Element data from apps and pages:
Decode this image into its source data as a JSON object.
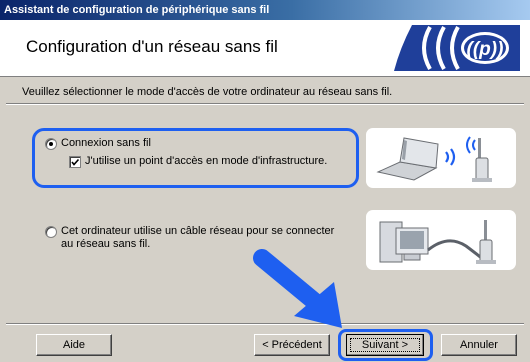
{
  "window": {
    "title": "Assistant de configuration de périphérique sans fil"
  },
  "header": {
    "title": "Configuration d'un réseau sans fil",
    "logo_icon": "wireless-signal-icon"
  },
  "instruction": "Veuillez sélectionner le mode d'accès de votre ordinateur au réseau sans fil.",
  "options": {
    "wireless": {
      "label": "Connexion sans fil",
      "selected": true
    },
    "infrastructure": {
      "label": "J'utilise un point d'accès en mode d'infrastructure.",
      "checked": true
    },
    "wired": {
      "label_line1": "Cet ordinateur utilise un câble réseau pour se connecter",
      "label_line2": "au réseau sans fil.",
      "selected": false
    }
  },
  "buttons": {
    "help": "Aide",
    "back": "< Précédent",
    "next": "Suivant >",
    "cancel": "Annuler"
  },
  "colors": {
    "highlight": "#1e5ff0",
    "arrow": "#1e5ff0",
    "titlebar": "#0a246a",
    "face": "#d4d0c8"
  }
}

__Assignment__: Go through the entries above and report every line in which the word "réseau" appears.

__Answer box__:
    "title": "Configuration d'un réseau sans fil",
  "instruction": "Veuillez sélectionner le mode d'accès de votre ordinateur au réseau sans fil.",
      "label_line1": "Cet ordinateur utilise un câble réseau pour se connecter",
      "label_line2": "au réseau sans fil.",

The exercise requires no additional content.